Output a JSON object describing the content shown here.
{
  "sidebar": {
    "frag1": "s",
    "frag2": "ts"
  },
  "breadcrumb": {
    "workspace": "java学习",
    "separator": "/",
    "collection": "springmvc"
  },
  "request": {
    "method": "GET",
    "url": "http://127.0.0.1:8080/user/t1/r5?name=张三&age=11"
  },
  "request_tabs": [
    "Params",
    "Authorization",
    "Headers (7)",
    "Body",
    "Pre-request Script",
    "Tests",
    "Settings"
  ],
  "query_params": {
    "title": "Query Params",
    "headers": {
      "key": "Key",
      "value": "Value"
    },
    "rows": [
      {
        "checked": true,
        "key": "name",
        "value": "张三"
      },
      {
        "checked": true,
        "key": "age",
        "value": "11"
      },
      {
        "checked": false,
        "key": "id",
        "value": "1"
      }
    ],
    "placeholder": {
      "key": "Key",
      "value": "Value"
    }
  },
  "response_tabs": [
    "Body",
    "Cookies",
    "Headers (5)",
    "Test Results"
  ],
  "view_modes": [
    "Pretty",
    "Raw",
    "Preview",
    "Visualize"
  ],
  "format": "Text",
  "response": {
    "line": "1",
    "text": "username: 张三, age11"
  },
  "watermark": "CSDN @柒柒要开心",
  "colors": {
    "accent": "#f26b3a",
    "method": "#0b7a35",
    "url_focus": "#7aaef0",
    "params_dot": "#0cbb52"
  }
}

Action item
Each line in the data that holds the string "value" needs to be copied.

The answer
      "value": "Value"
        "value": "张三"
        "value": "11"
        "value": "1"
      "value": "Value"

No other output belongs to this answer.